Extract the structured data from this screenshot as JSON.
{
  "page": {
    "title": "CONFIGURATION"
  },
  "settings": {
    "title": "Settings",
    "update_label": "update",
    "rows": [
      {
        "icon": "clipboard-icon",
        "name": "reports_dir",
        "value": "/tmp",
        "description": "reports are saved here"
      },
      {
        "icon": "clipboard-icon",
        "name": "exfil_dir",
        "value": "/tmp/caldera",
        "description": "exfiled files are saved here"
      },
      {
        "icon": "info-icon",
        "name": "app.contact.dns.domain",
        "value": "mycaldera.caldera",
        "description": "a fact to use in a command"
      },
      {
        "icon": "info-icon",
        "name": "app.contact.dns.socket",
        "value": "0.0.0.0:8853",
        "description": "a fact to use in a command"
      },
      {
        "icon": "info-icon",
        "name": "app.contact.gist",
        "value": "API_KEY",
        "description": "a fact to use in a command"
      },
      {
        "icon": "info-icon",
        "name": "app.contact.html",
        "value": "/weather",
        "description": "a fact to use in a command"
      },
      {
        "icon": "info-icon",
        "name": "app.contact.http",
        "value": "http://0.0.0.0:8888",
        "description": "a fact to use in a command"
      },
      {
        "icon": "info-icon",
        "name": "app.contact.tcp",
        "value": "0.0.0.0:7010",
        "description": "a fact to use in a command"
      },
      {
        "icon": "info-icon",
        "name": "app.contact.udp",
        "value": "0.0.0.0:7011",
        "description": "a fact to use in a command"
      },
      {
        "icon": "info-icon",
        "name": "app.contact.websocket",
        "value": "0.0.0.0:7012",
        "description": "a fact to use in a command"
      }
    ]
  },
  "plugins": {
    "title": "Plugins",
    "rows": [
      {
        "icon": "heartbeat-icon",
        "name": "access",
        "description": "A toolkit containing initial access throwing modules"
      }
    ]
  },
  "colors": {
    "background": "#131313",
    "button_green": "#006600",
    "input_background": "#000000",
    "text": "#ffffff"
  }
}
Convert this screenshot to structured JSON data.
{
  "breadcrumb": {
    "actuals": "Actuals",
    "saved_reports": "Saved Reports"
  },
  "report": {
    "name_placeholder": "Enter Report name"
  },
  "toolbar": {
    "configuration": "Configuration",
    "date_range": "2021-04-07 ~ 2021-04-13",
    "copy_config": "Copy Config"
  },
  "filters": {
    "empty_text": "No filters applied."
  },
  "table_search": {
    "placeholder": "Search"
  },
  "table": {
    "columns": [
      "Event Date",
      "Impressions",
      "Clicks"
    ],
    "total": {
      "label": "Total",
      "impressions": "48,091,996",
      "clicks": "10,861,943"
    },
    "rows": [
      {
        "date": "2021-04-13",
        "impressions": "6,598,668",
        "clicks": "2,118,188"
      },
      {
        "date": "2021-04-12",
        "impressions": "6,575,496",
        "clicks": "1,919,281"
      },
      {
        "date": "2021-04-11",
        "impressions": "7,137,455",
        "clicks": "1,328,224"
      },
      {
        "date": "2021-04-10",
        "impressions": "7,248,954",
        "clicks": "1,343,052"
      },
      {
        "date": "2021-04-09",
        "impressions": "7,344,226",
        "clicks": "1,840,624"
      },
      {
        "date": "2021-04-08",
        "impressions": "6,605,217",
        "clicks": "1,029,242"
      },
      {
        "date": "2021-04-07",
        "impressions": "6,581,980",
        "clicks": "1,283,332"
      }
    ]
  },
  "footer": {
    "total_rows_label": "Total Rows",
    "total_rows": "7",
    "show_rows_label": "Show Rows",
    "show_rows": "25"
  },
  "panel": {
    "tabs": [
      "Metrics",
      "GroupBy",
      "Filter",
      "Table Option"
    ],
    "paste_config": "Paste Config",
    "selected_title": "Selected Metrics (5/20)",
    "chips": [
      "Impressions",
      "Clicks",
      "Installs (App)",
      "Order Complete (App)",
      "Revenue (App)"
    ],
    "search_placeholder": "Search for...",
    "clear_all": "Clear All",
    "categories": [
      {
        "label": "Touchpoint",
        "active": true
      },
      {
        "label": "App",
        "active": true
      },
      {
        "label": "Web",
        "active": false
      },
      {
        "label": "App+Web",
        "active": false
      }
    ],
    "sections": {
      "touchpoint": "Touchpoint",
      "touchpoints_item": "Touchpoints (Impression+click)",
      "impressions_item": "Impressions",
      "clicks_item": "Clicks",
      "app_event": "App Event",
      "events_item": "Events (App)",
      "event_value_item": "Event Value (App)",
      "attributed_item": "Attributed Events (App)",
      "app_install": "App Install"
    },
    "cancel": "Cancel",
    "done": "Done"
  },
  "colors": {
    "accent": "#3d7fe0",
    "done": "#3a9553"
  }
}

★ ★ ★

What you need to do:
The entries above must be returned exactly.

Answer box:
Extract the structured data from this screenshot as JSON.
{
  "page": {
    "title": "CONFIGURATION"
  },
  "settings": {
    "title": "Settings",
    "update_label": "update",
    "rows": [
      {
        "icon": "clipboard-icon",
        "name": "reports_dir",
        "value": "/tmp",
        "description": "reports are saved here"
      },
      {
        "icon": "clipboard-icon",
        "name": "exfil_dir",
        "value": "/tmp/caldera",
        "description": "exfiled files are saved here"
      },
      {
        "icon": "info-icon",
        "name": "app.contact.dns.domain",
        "value": "mycaldera.caldera",
        "description": "a fact to use in a command"
      },
      {
        "icon": "info-icon",
        "name": "app.contact.dns.socket",
        "value": "0.0.0.0:8853",
        "description": "a fact to use in a command"
      },
      {
        "icon": "info-icon",
        "name": "app.contact.gist",
        "value": "API_KEY",
        "description": "a fact to use in a command"
      },
      {
        "icon": "info-icon",
        "name": "app.contact.html",
        "value": "/weather",
        "description": "a fact to use in a command"
      },
      {
        "icon": "info-icon",
        "name": "app.contact.http",
        "value": "http://0.0.0.0:8888",
        "description": "a fact to use in a command"
      },
      {
        "icon": "info-icon",
        "name": "app.contact.tcp",
        "value": "0.0.0.0:7010",
        "description": "a fact to use in a command"
      },
      {
        "icon": "info-icon",
        "name": "app.contact.udp",
        "value": "0.0.0.0:7011",
        "description": "a fact to use in a command"
      },
      {
        "icon": "info-icon",
        "name": "app.contact.websocket",
        "value": "0.0.0.0:7012",
        "description": "a fact to use in a command"
      }
    ]
  },
  "plugins": {
    "title": "Plugins",
    "rows": [
      {
        "icon": "heartbeat-icon",
        "name": "access",
        "description": "A toolkit containing initial access throwing modules"
      }
    ]
  },
  "colors": {
    "background": "#131313",
    "button_green": "#006600",
    "input_background": "#000000",
    "text": "#ffffff"
  }
}
Convert this screenshot to structured JSON data.
{
  "breadcrumb": {
    "actuals": "Actuals",
    "saved_reports": "Saved Reports"
  },
  "report": {
    "name_placeholder": "Enter Report name"
  },
  "toolbar": {
    "configuration": "Configuration",
    "date_range": "2021-04-07 ~ 2021-04-13",
    "copy_config": "Copy Config"
  },
  "filters": {
    "empty_text": "No filters applied."
  },
  "table_search": {
    "placeholder": "Search"
  },
  "table": {
    "columns": [
      "Event Date",
      "Impressions",
      "Clicks"
    ],
    "total": {
      "label": "Total",
      "impressions": "48,091,996",
      "clicks": "10,861,943"
    },
    "rows": [
      {
        "date": "2021-04-13",
        "impressions": "6,598,668",
        "clicks": "2,118,188"
      },
      {
        "date": "2021-04-12",
        "impressions": "6,575,496",
        "clicks": "1,919,281"
      },
      {
        "date": "2021-04-11",
        "impressions": "7,137,455",
        "clicks": "1,328,224"
      },
      {
        "date": "2021-04-10",
        "impressions": "7,248,954",
        "clicks": "1,343,052"
      },
      {
        "date": "2021-04-09",
        "impressions": "7,344,226",
        "clicks": "1,840,624"
      },
      {
        "date": "2021-04-08",
        "impressions": "6,605,217",
        "clicks": "1,029,242"
      },
      {
        "date": "2021-04-07",
        "impressions": "6,581,980",
        "clicks": "1,283,332"
      }
    ]
  },
  "footer": {
    "total_rows_label": "Total Rows",
    "total_rows": "7",
    "show_rows_label": "Show Rows",
    "show_rows": "25"
  },
  "panel": {
    "tabs": [
      "Metrics",
      "GroupBy",
      "Filter",
      "Table Option"
    ],
    "paste_config": "Paste Config",
    "selected_title": "Selected Metrics (5/20)",
    "chips": [
      "Impressions",
      "Clicks",
      "Installs (App)",
      "Order Complete (App)",
      "Revenue (App)"
    ],
    "search_placeholder": "Search for...",
    "clear_all": "Clear All",
    "categories": [
      {
        "label": "Touchpoint",
        "active": true
      },
      {
        "label": "App",
        "active": true
      },
      {
        "label": "Web",
        "active": false
      },
      {
        "label": "App+Web",
        "active": false
      }
    ],
    "sections": {
      "touchpoint": "Touchpoint",
      "touchpoints_item": "Touchpoints (Impression+click)",
      "impressions_item": "Impressions",
      "clicks_item": "Clicks",
      "app_event": "App Event",
      "events_item": "Events (App)",
      "event_value_item": "Event Value (App)",
      "attributed_item": "Attributed Events (App)",
      "app_install": "App Install"
    },
    "cancel": "Cancel",
    "done": "Done"
  },
  "colors": {
    "accent": "#3d7fe0",
    "done": "#3a9553"
  }
}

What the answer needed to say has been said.